App and web page records

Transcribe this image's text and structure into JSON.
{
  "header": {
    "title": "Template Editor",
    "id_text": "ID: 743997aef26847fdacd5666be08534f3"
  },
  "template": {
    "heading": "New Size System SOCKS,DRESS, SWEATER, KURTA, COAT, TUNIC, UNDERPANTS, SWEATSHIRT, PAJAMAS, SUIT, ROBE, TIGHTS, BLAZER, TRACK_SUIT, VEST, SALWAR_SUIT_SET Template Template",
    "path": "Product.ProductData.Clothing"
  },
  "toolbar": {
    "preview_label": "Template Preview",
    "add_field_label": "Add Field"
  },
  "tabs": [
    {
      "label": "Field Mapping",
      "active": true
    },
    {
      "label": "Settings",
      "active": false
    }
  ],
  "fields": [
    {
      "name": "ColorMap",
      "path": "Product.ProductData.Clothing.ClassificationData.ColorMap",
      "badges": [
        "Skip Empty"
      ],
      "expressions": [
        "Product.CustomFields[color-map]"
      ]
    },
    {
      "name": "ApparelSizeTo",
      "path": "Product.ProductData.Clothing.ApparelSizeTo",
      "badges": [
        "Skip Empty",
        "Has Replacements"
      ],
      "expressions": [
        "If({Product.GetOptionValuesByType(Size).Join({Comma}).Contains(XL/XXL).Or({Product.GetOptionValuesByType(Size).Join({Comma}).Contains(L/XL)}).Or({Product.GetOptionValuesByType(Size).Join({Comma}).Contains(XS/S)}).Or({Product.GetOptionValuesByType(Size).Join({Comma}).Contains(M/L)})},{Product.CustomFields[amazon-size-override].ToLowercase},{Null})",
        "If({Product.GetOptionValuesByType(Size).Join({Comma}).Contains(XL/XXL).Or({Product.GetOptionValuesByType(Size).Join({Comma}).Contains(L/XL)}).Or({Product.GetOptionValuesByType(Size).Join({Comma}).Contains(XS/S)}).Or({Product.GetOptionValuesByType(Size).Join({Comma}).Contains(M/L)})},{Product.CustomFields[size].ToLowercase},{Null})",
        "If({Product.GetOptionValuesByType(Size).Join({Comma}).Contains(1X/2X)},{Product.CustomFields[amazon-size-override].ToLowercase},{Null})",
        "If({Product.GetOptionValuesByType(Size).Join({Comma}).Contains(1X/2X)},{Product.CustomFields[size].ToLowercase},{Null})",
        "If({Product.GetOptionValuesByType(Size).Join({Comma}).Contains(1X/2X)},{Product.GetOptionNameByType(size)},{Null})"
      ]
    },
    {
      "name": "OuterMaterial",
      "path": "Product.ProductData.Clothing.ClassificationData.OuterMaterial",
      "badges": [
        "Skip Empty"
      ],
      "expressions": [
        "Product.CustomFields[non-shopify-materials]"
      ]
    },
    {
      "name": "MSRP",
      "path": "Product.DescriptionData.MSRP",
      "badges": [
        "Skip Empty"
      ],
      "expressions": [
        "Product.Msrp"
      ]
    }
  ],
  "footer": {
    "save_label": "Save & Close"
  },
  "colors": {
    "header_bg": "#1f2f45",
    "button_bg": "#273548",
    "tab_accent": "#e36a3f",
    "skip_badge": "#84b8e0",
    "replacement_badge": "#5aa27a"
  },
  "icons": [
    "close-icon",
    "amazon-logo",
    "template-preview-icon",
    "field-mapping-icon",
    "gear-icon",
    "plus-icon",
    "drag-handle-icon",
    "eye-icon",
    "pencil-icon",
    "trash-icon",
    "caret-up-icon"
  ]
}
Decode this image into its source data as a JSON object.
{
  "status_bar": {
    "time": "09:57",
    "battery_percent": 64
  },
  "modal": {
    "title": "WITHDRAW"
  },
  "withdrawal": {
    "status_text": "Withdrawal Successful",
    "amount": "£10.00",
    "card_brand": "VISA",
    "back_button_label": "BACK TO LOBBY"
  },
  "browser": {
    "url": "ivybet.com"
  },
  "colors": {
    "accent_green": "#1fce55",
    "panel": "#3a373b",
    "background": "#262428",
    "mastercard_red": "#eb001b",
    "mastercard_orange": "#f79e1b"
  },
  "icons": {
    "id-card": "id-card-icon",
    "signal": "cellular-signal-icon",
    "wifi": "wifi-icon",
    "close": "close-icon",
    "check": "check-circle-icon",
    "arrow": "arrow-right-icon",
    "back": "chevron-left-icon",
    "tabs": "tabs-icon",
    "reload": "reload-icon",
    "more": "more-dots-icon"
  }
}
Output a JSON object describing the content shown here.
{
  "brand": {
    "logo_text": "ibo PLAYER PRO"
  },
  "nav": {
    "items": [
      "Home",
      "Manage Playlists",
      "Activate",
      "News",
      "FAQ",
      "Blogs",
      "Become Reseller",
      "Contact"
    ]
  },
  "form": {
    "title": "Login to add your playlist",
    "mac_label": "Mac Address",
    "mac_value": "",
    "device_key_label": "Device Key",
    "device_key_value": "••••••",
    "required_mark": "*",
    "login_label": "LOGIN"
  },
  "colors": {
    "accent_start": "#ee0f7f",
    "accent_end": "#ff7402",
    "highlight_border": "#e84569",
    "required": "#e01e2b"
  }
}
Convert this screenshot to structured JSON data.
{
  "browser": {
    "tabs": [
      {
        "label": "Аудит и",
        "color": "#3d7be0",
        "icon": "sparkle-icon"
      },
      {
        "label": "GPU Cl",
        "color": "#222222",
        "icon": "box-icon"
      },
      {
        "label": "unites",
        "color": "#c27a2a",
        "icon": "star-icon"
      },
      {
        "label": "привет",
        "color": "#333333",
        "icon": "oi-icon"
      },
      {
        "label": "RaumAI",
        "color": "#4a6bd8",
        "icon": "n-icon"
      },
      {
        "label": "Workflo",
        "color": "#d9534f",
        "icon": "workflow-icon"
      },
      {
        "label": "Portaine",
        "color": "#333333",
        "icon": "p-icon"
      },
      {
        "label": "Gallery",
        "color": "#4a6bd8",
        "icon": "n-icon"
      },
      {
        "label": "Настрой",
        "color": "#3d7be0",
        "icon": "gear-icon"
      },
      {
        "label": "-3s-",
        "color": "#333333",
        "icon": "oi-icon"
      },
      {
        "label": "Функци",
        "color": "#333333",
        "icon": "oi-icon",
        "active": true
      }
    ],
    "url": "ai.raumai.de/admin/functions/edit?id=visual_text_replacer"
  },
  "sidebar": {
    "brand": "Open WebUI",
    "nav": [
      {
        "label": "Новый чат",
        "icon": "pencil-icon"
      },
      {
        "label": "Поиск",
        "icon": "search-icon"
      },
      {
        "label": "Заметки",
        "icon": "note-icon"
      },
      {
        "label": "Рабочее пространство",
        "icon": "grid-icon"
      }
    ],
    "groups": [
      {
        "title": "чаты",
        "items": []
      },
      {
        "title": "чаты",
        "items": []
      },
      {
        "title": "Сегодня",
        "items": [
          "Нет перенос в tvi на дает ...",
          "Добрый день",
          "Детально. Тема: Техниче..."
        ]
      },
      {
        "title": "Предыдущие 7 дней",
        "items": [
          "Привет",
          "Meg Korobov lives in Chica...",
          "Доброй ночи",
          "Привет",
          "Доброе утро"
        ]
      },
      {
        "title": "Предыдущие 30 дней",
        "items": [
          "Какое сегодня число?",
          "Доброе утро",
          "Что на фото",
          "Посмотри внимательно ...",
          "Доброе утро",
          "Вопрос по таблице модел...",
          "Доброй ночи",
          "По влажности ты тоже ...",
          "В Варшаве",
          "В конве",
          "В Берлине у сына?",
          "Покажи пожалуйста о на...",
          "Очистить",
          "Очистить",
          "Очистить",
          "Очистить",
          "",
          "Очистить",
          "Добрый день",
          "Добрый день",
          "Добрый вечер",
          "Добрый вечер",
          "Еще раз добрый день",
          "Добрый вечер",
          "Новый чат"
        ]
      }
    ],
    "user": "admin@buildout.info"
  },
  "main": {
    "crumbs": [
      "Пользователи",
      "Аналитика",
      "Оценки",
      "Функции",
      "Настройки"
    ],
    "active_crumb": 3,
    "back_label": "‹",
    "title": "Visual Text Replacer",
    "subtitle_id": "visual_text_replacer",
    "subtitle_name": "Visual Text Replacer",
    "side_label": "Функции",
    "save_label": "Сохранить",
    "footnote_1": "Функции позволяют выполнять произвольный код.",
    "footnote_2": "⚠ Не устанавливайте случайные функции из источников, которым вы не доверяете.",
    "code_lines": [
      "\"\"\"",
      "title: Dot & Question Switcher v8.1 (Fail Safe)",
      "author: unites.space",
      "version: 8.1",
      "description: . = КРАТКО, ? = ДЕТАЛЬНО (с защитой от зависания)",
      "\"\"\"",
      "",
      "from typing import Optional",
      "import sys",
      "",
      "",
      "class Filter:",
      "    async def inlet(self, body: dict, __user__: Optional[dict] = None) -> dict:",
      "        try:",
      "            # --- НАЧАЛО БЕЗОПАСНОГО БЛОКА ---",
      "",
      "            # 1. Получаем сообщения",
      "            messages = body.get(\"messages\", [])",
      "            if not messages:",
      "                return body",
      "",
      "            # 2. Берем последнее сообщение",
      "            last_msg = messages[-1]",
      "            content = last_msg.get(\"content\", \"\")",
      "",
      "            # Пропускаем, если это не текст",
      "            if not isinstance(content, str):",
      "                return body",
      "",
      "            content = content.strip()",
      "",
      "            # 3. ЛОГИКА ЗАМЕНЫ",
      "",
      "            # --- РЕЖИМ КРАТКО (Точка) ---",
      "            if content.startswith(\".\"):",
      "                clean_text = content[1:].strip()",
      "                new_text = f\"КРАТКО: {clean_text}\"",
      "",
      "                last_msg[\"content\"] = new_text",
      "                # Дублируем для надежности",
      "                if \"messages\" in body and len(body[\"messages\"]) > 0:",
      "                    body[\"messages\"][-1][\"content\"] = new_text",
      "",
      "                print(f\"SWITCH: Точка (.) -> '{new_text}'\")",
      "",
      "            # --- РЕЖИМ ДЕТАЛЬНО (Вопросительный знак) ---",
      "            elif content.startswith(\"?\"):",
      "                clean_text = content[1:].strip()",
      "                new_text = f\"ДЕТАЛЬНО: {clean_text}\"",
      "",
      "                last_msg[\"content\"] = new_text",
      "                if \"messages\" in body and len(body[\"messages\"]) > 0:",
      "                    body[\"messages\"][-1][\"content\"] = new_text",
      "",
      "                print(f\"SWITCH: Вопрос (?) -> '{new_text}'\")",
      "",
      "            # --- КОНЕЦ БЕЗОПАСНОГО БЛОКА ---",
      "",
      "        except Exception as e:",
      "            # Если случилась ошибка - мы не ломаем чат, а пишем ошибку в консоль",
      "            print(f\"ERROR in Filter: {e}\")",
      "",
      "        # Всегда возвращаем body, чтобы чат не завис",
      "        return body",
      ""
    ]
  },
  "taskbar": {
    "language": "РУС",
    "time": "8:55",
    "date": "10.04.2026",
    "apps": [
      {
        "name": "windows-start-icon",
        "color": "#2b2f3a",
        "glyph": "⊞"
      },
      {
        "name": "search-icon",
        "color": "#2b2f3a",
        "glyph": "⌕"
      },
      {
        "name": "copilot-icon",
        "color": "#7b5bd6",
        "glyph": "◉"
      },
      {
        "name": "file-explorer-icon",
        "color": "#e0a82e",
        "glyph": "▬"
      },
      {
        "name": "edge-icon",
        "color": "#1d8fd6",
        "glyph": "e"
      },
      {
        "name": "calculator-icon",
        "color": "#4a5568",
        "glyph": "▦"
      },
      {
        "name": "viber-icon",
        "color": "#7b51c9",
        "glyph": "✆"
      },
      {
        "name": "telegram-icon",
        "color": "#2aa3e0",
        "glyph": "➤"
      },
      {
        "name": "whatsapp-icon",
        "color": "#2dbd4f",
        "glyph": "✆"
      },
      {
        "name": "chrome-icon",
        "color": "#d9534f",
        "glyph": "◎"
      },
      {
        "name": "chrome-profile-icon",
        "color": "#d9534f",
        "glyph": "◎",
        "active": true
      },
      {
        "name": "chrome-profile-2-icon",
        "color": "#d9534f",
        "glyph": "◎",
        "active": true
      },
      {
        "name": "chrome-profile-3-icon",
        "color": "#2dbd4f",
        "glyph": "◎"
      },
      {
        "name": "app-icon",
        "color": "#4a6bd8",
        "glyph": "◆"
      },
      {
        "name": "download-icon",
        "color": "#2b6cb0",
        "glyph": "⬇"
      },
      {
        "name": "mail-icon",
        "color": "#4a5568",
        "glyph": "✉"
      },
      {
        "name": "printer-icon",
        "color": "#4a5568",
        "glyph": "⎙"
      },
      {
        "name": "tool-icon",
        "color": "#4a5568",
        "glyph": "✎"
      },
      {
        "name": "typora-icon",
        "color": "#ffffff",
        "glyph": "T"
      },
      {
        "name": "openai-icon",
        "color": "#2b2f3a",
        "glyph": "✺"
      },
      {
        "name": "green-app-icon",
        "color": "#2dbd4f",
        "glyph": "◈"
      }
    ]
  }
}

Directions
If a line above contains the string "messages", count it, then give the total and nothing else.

Result
7